From hlautbolli to Chocolate Bowl
We can deny the modern world or somehow accommodate it. Heathenism has changed quite a bit from the turn of the first millennium of the Common Era. This probably comes as a surprise to some very staunch traditionalists but it’s evident to many. The world – and our religion – used to be quite a bloody affair, full of death, both of animals and of men.
We are informed of the configuration of the old Heathen altar (ON: stall) from Icelandic sources. In Eyrbyggjasaga we are told:
On the stall should also stand the blood-bowl (hlautbolli), and therein the blood-rod was, like unto a sprinkler (stökkull), and therewith should be sprinkled from the bowl that blood which is called “Hlaut“, which was that kind of blood which flowed when those beasts were smitten who were sacrificed to the Gods. But round about the stall were the Gods arrayed in the Holy Place.
The ancient elevation of blood as the most potent form of sacrifice is perfectly understandable.

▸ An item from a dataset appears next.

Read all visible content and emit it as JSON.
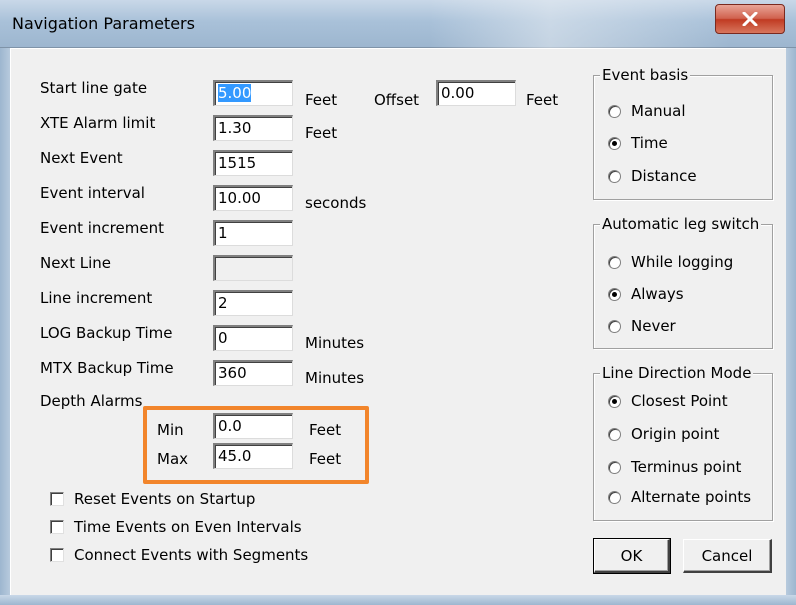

But we don’t hang people on trees to sacrifice them to the Valfather (Father of the Slain) these days, and most of us don’t sacrifice animals on our altar, but incense, or other small commodities, like food.
I’m not suggesting that the Father of the Slain become the Father of Chocolate, but since my family is inordinately fond of chocolate, our hlautbolli, or blood bowl (pl hlautbollar) has become a chocolate bowl, at this time of year a repository of chocolate Easter eggs.
Chocolate is an excellent offering – it has the virtue of being valuable in monetary terms (particularly the better chocolates – some might find American chocolates unworthy) and it is also a sacrifice in reality, since you are sacrificing something you would very much like to eat yourself – and most people seem to like chocolate a great deal indeed.
The importance of sacrifice isn’t diminished, and should not be seen to be diminished, by the form the sacrifice takes. By its very definition, a sacrifice is something that by giving it to the gods, you do without – throwing your sword in a lake, burying valuable articles with the dead – even the burning of incense, which though far less expensive now than a millennium ago, can still run up quite a bill.
Modern Heathens must decide for themselves how best to juggle the demands of tradition with the reality of modern life. Most of us will never participate in a warband’s raid that ends with somebody hung from a tree, and most of us will never offer animal sacrifice because, quite frankly, we haven’t the means or the know-how. But most ancient offerings were of the mundane variety and all that has changed over the centuries in this regard is what constitutes mundane.
You could, for example, sacrifice your MP3 player, or a cell phone. These items are ubiquitous in the 21st century. Children carry them like men once carried spears. I don’t have a spear, but I do have those other items, and many others. We all do. We shouldn’t think the Gods are any less likely to accept – or appreciate – what is common to us anymore than they would have objected to what was common for our ancestors at the turn of the first millennium.
I take my religion very seriously. I pledged troth to the gods of my ancestors and I am serious about that. I am also serious about living in the 21st rather than the 10th century. Some might object to an altar made not by my own hands out of “native” materials, others of taking a photograph of that altar, of whatever it is constructed. There is nothing wrong with these approaches but as somebody who sees himself more as a “revivalist” than a “reconstructionist” I have no problems at all with incorporating and indeed, embracing modern technology. Our ancestors, after all, used the most modern technologies available to them.
And like technologies, foodstuffs change. My ancestors may not have had chocolate but I do, and if I cannot offer blood, what better offering than chocolate, particularly in the form of an egg and at the time of year dedicated to Ostara (Eostre)?